In 1964, an organization of Communist survivors of Dachau began demanding that the refugees be moved out so that a Memorial could be built in honor of the former concentration camp political prisoners.  The remaining 2,000 German refugees were moved in 1964 to Dachau East, a new suburb which was created for them.

The expellees from Czechoslovakia had come to Dachau because they had no place else to go, since there was a shortage of housing in Germany after the war. Some of the expellees were living on the streets of Germany for many years after the war, begging for food and cigarette butts.

Former prisoners at Dachau were able to emigrate to America or Canada or the UK after 1948.  But apparently, the grumpy old man sneaked in among the expellees and lived in poverty at Dachau until 1964.

Where did the grumpy old man live after that?  The row of houses next to the Dachau wall were not built until the 1990s, according to what I was told on my first visit to Dachau in 1997.

After being a prisoner at Dachau for 13 years, and living with the expellees for even more years, why is the name of this grumpy old man not a household word?  Especially since he was a prisoner in the War Crimes Enclosure No. 1 for German war criminals for one year, following his 12 years as a prisoner in the Dachau concentration camp.

Ernst Kroll, a Communist prisoner, who had been an inmate at Dachau since it first opened on Mar. 22, 1933, was quoted by Nerin E. Gun, a journalist who was a Dachau prisoner, in a book entitled “The Day of the Americans.”  Why didn’t Nerin E. Gunn mention the 12-year-old boy who was a prisoner at Dachau until he was 25 years old?

My photo of the unknown prisoner at Dachau

Here is another quote from the same blog:

This statue outside the gas chamber [shown in my photo above] was rife with defiance and meaning.

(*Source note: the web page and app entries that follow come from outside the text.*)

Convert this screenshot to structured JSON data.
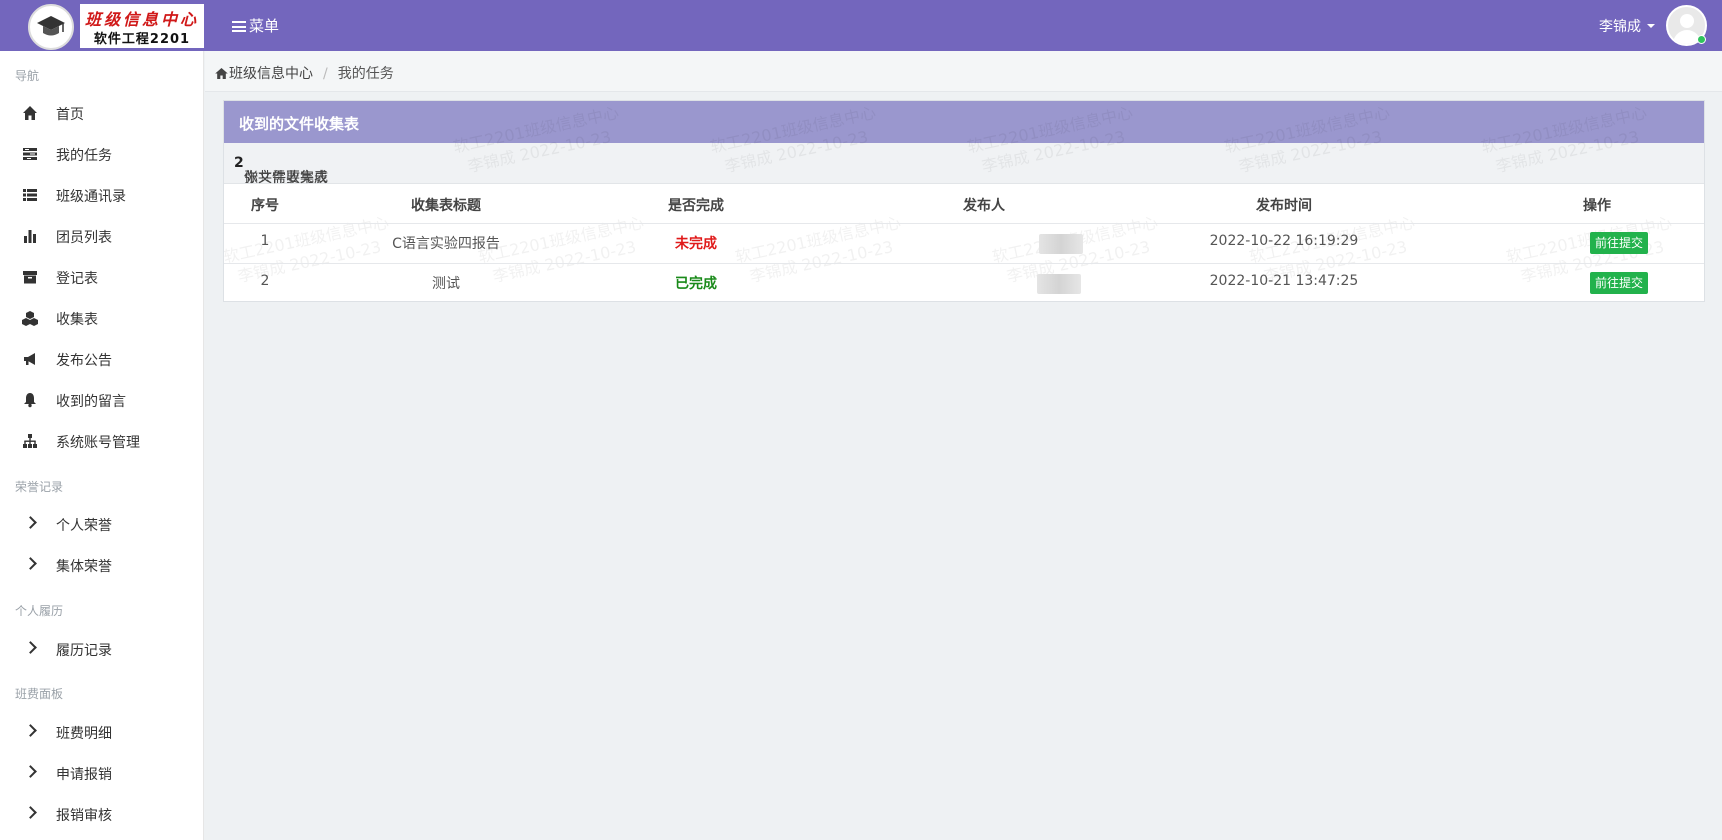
{
  "header": {
    "logo_line1": "班级信息中心",
    "logo_line2": "软件工程2201",
    "menu_label": "菜单",
    "user_name": "李锦成"
  },
  "sidebar": {
    "sections": [
      {
        "title": "导航",
        "items": [
          {
            "label": "首页",
            "icon": "home-icon"
          },
          {
            "label": "我的任务",
            "icon": "tasks-icon"
          },
          {
            "label": "班级通讯录",
            "icon": "list-icon"
          },
          {
            "label": "团员列表",
            "icon": "bar-chart-icon"
          },
          {
            "label": "登记表",
            "icon": "archive-icon"
          },
          {
            "label": "收集表",
            "icon": "cubes-icon"
          },
          {
            "label": "发布公告",
            "icon": "bullhorn-icon"
          },
          {
            "label": "收到的留言",
            "icon": "bell-icon"
          },
          {
            "label": "系统账号管理",
            "icon": "sitemap-icon"
          }
        ]
      },
      {
        "title": "荣誉记录",
        "items": [
          {
            "label": "个人荣誉",
            "icon": "chevron-right-icon"
          },
          {
            "label": "集体荣誉",
            "icon": "chevron-right-icon"
          }
        ]
      },
      {
        "title": "个人履历",
        "items": [
          {
            "label": "履历记录",
            "icon": "chevron-right-icon"
          }
        ]
      },
      {
        "title": "班费面板",
        "items": [
          {
            "label": "班费明细",
            "icon": "chevron-right-icon"
          },
          {
            "label": "申请报销",
            "icon": "chevron-right-icon"
          },
          {
            "label": "报销审核",
            "icon": "chevron-right-icon"
          }
        ]
      }
    ]
  },
  "breadcrumb": {
    "home": "班级信息中心",
    "current": "我的任务"
  },
  "panel": {
    "title": "收到的文件收集表",
    "info_prefix": "你共需要完成",
    "info_count": "2",
    "info_suffix": "张文件收集表",
    "watermark": [
      "软工2201班级信息中心",
      "李锦成 2022-10-23"
    ],
    "columns": [
      "序号",
      "收集表标题",
      "是否完成",
      "发布人",
      "发布时间",
      "操作"
    ],
    "rows": [
      {
        "index": "1",
        "title": "C语言实验四报告",
        "status": "未完成",
        "status_color": "#e01a1a",
        "publisher": "",
        "time": "2022-10-22 16:19:29",
        "action": "前往提交"
      },
      {
        "index": "2",
        "title": "测试",
        "status": "已完成",
        "status_color": "#1a8a1a",
        "publisher": "",
        "time": "2022-10-21 13:47:25",
        "action": "前往提交"
      }
    ]
  },
  "colors": {
    "topbar": "#7366bd",
    "panel_header": "#9a97ce",
    "button": "#22b24c"
  }
}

It shows a prisoner with a casual stance. Prisoners were not allowed to be at ease at any time, they were always expected to stand at attention. It shows him hand in pocket, which was punishable with a shot to the back of the head. It shows him wearing covered shoes and a big, thick coat. Both forbidden at Dachau. The inscription on the bottom urges the viewer to remember the dead and warn the living. The patch of land the statue looks over contains one of Europe’s largest mass graves. The beautiful trees growing there now were fed off the ashes of those sent to the crematoriums.

The “patch of land the statue looks over” is located only a few feet from Baracke X, the gas chamber building. My photo below shows the grave of ashes for the Jews who died at Dachau.

It has occurred to me that some readers might think that the grumpy old man in the house next to the wall around Dachau might be Martin Zaidenstadt, the pan-handler who used to demand money from American visitors to the Memorial Site.  If given less than $20, he would get very grumpy.  A house next to the wall would have been a convenient place for him to live,  but for a man as rich as Zaidenstadt, that would not have been an option.

Martin Zaidenstadt stopped coming to the Dachau Memorial Site to beg for money in 2001.  I was told by someone on the Dachau staff that he was too ill to come to the camp anymore.  Martin was born in 1911, so if he is still alive, he is 101 years old.  I was told by someone in the town of Dachau that he lives in the luxurious house in the photo below, which is just off the main street in the town.

Two story house, with a courtyard, in the heart of the town of Dachau